Have you ever… looked for squirrel gliders?

Some time ago I posted an article on the big Eucalyptus tree that I have in my garden. I have also done a previous post on an encounter with a squirrel glider. This week’s travel challenge from Ailsa at Where’s my backpack is “Wild” and it seemed timely to bring my previous two posts together with an update given something that happened recently.

I was quite delighted about a month ago, to be asked whether I would mind having a camera mounted in our tree for a week. The local university were doing research on squirrel gliders (which are a ‘threatened species’) and they wanted to find out whether these small creatures were living in our tree.

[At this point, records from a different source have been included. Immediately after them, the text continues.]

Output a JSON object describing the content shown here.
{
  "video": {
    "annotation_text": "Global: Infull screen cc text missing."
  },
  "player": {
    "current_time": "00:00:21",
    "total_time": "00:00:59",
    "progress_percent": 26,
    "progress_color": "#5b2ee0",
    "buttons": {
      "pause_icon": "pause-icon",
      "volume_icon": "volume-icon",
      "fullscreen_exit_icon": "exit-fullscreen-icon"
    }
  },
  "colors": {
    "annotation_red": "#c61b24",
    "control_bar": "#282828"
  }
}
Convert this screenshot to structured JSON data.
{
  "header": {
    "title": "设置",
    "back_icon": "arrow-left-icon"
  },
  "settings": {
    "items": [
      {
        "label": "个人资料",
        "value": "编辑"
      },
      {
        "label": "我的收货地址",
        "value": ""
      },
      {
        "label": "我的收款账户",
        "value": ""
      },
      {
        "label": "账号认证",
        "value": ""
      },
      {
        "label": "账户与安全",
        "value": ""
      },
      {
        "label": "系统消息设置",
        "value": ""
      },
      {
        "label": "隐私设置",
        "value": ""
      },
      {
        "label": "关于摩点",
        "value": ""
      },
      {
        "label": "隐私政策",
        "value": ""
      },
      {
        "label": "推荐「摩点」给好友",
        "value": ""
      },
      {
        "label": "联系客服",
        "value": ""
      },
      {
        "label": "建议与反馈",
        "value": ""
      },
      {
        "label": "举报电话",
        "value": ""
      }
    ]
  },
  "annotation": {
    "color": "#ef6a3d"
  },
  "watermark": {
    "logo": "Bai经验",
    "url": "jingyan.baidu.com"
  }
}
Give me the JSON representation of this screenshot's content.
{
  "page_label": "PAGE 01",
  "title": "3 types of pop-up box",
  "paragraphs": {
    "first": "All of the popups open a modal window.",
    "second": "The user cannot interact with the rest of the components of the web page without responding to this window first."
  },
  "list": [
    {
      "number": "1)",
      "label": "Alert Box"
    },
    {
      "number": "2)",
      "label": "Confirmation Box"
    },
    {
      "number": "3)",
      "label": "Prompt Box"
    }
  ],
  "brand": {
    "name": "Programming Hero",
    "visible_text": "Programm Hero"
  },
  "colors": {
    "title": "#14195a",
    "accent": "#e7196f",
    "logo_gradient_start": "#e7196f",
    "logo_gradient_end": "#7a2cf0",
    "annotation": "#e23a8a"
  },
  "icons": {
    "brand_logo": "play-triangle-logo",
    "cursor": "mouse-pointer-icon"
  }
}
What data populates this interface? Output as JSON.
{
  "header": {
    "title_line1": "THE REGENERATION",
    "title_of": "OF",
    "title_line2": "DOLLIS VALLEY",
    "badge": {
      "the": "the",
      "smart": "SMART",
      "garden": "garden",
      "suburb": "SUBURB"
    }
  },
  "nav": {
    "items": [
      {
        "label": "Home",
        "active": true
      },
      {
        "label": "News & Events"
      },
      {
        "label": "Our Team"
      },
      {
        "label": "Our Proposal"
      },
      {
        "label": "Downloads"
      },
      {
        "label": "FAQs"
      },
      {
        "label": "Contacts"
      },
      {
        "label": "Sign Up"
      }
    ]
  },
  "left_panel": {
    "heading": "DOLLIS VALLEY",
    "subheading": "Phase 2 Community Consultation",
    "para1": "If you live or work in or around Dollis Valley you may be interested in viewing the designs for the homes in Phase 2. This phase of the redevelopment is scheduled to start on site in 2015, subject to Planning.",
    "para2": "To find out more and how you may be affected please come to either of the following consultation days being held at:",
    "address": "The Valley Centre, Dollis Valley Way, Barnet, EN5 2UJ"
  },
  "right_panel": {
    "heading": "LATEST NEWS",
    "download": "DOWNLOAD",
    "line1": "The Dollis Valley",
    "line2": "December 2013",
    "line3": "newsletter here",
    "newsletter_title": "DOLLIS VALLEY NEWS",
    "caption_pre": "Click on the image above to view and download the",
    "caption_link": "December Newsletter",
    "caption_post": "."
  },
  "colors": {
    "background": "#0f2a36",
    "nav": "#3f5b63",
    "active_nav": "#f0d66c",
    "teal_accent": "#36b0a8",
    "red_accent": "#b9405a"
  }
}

A number of things were favourable to this being the case, but mostly it was that the tree has numerous hollows due to its very old age (I estimate to to be nearing 200 years old and it will probably outlive me as long as no one goes near it with a chainsaw).

20130803-161602.jpg

The one thing that was against squirrel gliders being present is that the tree is a virtual island – there are no other big trees anywhere nearby, they have all been cut down many decades ago. I have lots of smaller trees and shrubs planted in the garden, but these are too young and bushy to provide a safe pathway for these creatures to follow.

Nevertheless, the camera was mounted, and opposite it (on another branch) was secured a funnel shaped container with some peanut butter inside (enticement to visit!).

20130803-161607.jpg

The camera was movement sensitive, so anytime something moved near the funnel, it took a series of photos.

20130803-161612.jpg

20130803-161556.jpg

After a week, the camera was taken down and the photos checked. Sadly, there was no sign of any squirrel glider activity, which was not unexpected, but still disappointing.

20130803-161618.jpg

Happily, the species was found in a row of large trees at the end of our street (about 200m from our tree), but the gap between the safe zones was too large for the animals to glide across without having to leave the trees. We do have a feral cat problem too, so I would prefer that the gliders stay where they are – nice and safe.

Have you ever seen or looked for squirrel gliders? Did you know that they spread their limbs, opening out membranes which act like wings, enabling them to glide from tree to tree?

Advertisements
This entry was posted in Australia, Have you ever..., Musings, Weekly challenges and tagged , , , . Bookmark the permalink.

8 Responses to Have you ever… looked for squirrel gliders?

  1. restlessjo says:

    Only on TV documentaries, Madoqua, but they look quite amazing. 🙂

    Like

    • Madoqua says:

      They are the most beautiful little creatures Jo. Very shy and elusive and I think that gives them extra appeal.
      We have a new freeway near where we live, and there are now very tall poles installed at regular intervals across the roadways. These are for the gliders to cross the road without having to cross the ground and risk being hit by a vehicle.

      Like

  2. scrapydo says:

    Never seen them, only on TV. Glad there are poles which they can use to cross the road without being hit.

    Like

    • Madoqua says:

      It was interesting looking at photos of the gliders that the researchers had from other trees in the area (they put out about 45 cameras for the week). There were lots of sightings which I was quite excited about.
      One rarely sees the animals during the day and so most people have no idea that they are there.

      Like

  3. Ian Fraser says:

    Just once, many years ago, in the undeveloped western section of Cocoparra NP near Cowra; camping, and on dusk, one ‘glid’ across the sky nearby, notably bigger than a Sugar Glider. Remains one of the highlights of my wildlife-watching life. It’s great to hear that they seem to be doing OK down your way.

    Like

  4. Nortehanon says:

    We don’t have squirrel gliders in my country. But I googled them and they look interesting and cute, too!

    Like

This space is for you.....

Fill in your details below or click an icon to log in:

WordPress.com Logo

You are commenting using your WordPress.com account. Log Out / Change )

Twitter picture

You are commenting using your Twitter account. Log Out / Change )

Facebook photo

You are commenting using your Facebook account. Log Out / Change )

Google+ photo

You are commenting using your Google+ account. Log Out / Change )

Connecting to %s